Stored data
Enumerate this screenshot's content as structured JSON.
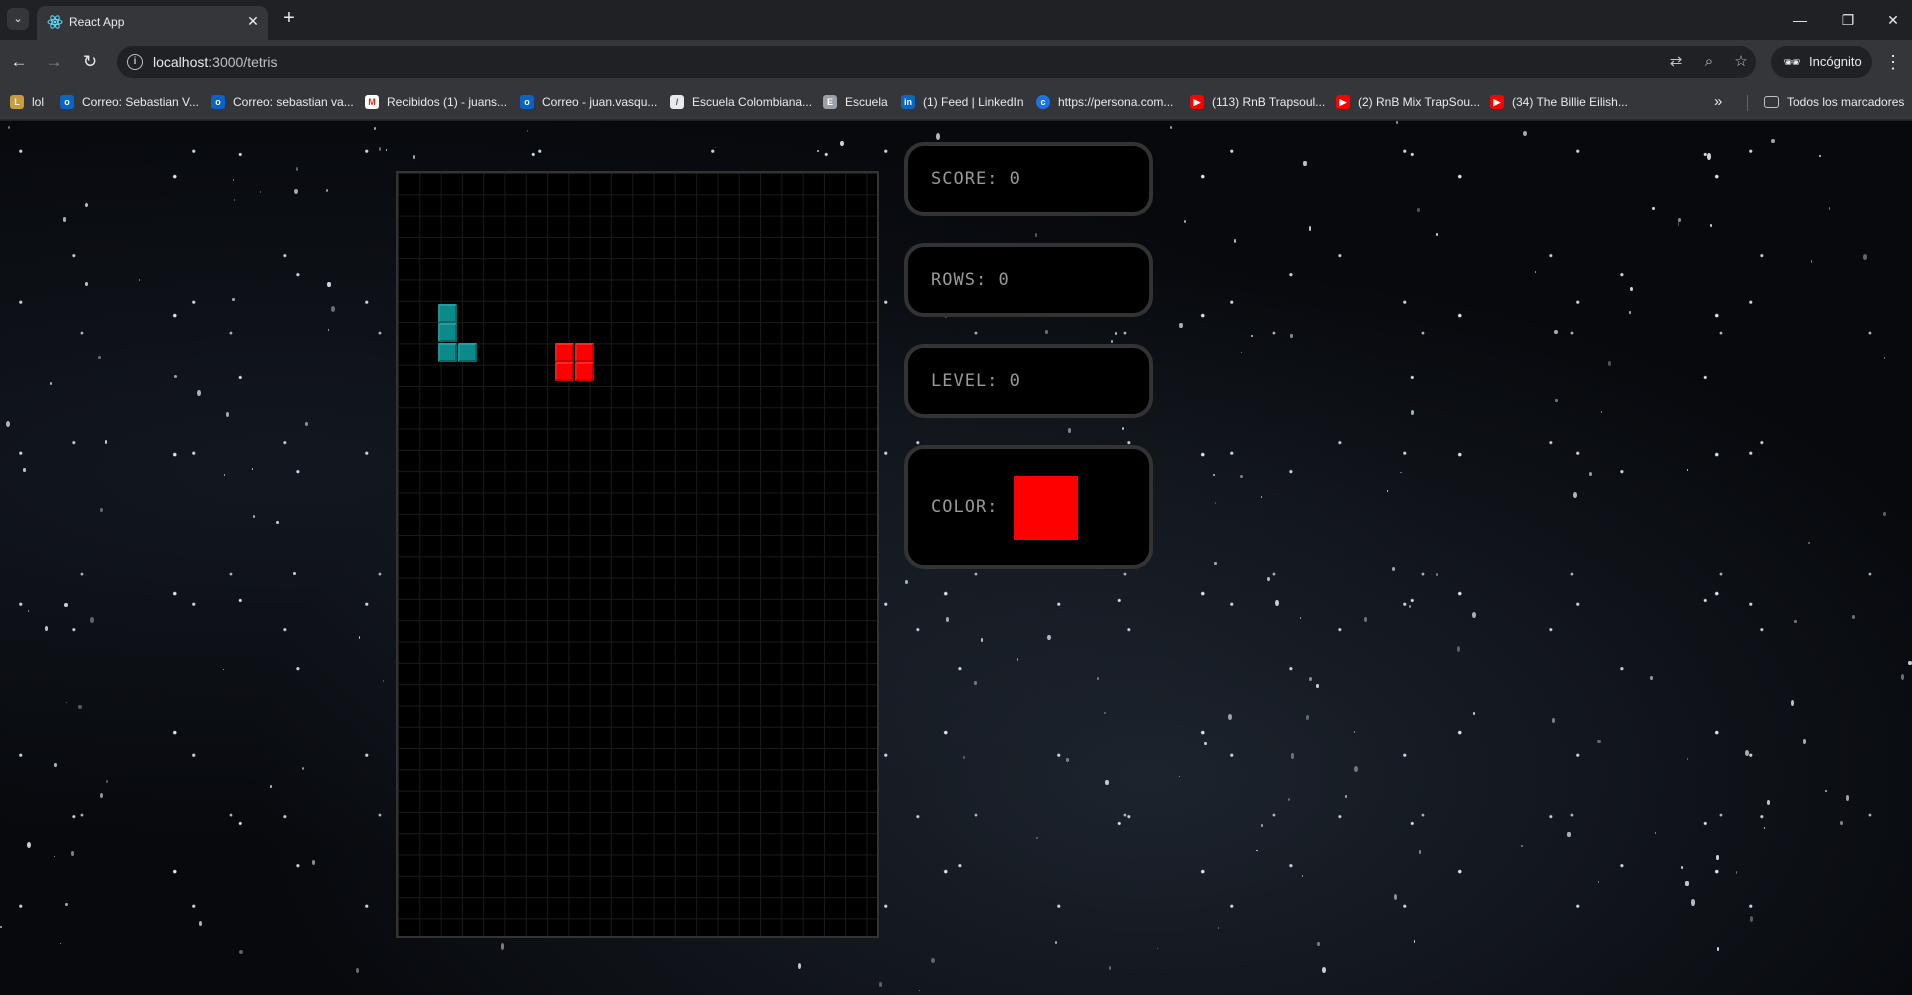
{
  "browser": {
    "tab": {
      "title": "React App"
    },
    "address": {
      "host": "localhost",
      "path": ":3000/tetris"
    },
    "incognito_label": "Incógnito",
    "icons": {
      "tab_search": "chevron-down-icon",
      "new_tab": "plus-icon",
      "back": "arrow-left-icon",
      "forward": "arrow-right-icon",
      "reload": "reload-icon",
      "site_info": "info-icon",
      "translate": "translate-icon",
      "zoom": "zoom-icon",
      "bookmark": "star-icon",
      "menu": "more-vert-icon"
    }
  },
  "bookmarks": {
    "items": [
      {
        "label": "lol",
        "icon": "lol-favicon",
        "color": "#c89b3c"
      },
      {
        "label": "Correo: Sebastian V...",
        "icon": "outlook-favicon",
        "color": "#0a64c8"
      },
      {
        "label": "Correo: sebastian va...",
        "icon": "outlook-favicon",
        "color": "#0a64c8"
      },
      {
        "label": "Recibidos (1) - juans...",
        "icon": "gmail-favicon",
        "color": "#d93025"
      },
      {
        "label": "Correo - juan.vasqu...",
        "icon": "outlook-favicon",
        "color": "#0a64c8"
      },
      {
        "label": "Escuela Colombiana...",
        "icon": "page-favicon",
        "color": "#e8eaed"
      },
      {
        "label": "Escuela",
        "icon": "school-favicon",
        "color": "#9aa0a6"
      },
      {
        "label": "(1) Feed | LinkedIn",
        "icon": "linkedin-favicon",
        "color": "#0a66c2"
      },
      {
        "label": "https://persona.com...",
        "icon": "persona-favicon",
        "color": "#1a73e8"
      },
      {
        "label": "(113) RnB Trapsoul...",
        "icon": "youtube-favicon",
        "color": "#ff0000"
      },
      {
        "label": "(2) RnB Mix TrapSou...",
        "icon": "youtube-favicon",
        "color": "#ff0000"
      },
      {
        "label": "(34) The Billie Eilish...",
        "icon": "youtube-favicon",
        "color": "#ff0000"
      }
    ],
    "all_bookmarks_label": "Todos los marcadores"
  },
  "game": {
    "stage": {
      "columns": 12,
      "rows": 20
    },
    "pieces": [
      {
        "name": "L-piece",
        "color": "#0a8a8a",
        "cells": [
          [
            2,
            5
          ],
          [
            2,
            6
          ],
          [
            2,
            7
          ],
          [
            3,
            7
          ]
        ]
      },
      {
        "name": "O-piece",
        "color": "#ff0000",
        "cells": [
          [
            8,
            7
          ],
          [
            9,
            7
          ],
          [
            8,
            8
          ],
          [
            9,
            8
          ]
        ]
      }
    ],
    "display": {
      "score": {
        "label": "SCORE:",
        "value": "0"
      },
      "rows": {
        "label": "ROWS:",
        "value": "0"
      },
      "level": {
        "label": "LEVEL:",
        "value": "0"
      },
      "color": {
        "label": "COLOR:",
        "value": "#ff0000"
      }
    }
  }
}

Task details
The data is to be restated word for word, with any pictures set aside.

Result
Enumerate this screenshot's content as structured JSON.
{
  "browser": {
    "tab": {
      "title": "React App"
    },
    "address": {
      "host": "localhost",
      "path": ":3000/tetris"
    },
    "incognito_label": "Incógnito",
    "icons": {
      "tab_search": "chevron-down-icon",
      "new_tab": "plus-icon",
      "back": "arrow-left-icon",
      "forward": "arrow-right-icon",
      "reload": "reload-icon",
      "site_info": "info-icon",
      "translate": "translate-icon",
      "zoom": "zoom-icon",
      "bookmark": "star-icon",
      "menu": "more-vert-icon"
    }
  },
  "bookmarks": {
    "items": [
      {
        "label": "lol",
        "icon": "lol-favicon",
        "color": "#c89b3c"
      },
      {
        "label": "Correo: Sebastian V...",
        "icon": "outlook-favicon",
        "color": "#0a64c8"
      },
      {
        "label": "Correo: sebastian va...",
        "icon": "outlook-favicon",
        "color": "#0a64c8"
      },
      {
        "label": "Recibidos (1) - juans...",
        "icon": "gmail-favicon",
        "color": "#d93025"
      },
      {
        "label": "Correo - juan.vasqu...",
        "icon": "outlook-favicon",
        "color": "#0a64c8"
      },
      {
        "label": "Escuela Colombiana...",
        "icon": "page-favicon",
        "color": "#e8eaed"
      },
      {
        "label": "Escuela",
        "icon": "school-favicon",
        "color": "#9aa0a6"
      },
      {
        "label": "(1) Feed | LinkedIn",
        "icon": "linkedin-favicon",
        "color": "#0a66c2"
      },
      {
        "label": "https://persona.com...",
        "icon": "persona-favicon",
        "color": "#1a73e8"
      },
      {
        "label": "(113) RnB Trapsoul...",
        "icon": "youtube-favicon",
        "color": "#ff0000"
      },
      {
        "label": "(2) RnB Mix TrapSou...",
        "icon": "youtube-favicon",
        "color": "#ff0000"
      },
      {
        "label": "(34) The Billie Eilish...",
        "icon": "youtube-favicon",
        "color": "#ff0000"
      }
    ],
    "all_bookmarks_label": "Todos los marcadores"
  },
  "game": {
    "stage": {
      "columns": 12,
      "rows": 20
    },
    "pieces": [
      {
        "name": "L-piece",
        "color": "#0a8a8a",
        "cells": [
          [
            2,
            5
          ],
          [
            2,
            6
          ],
          [
            2,
            7
          ],
          [
            3,
            7
          ]
        ]
      },
      {
        "name": "O-piece",
        "color": "#ff0000",
        "cells": [
          [
            8,
            7
          ],
          [
            9,
            7
          ],
          [
            8,
            8
          ],
          [
            9,
            8
          ]
        ]
      }
    ],
    "display": {
      "score": {
        "label": "SCORE:",
        "value": "0"
      },
      "rows": {
        "label": "ROWS:",
        "value": "0"
      },
      "level": {
        "label": "LEVEL:",
        "value": "0"
      },
      "color": {
        "label": "COLOR:",
        "value": "#ff0000"
      }
    }
  }
}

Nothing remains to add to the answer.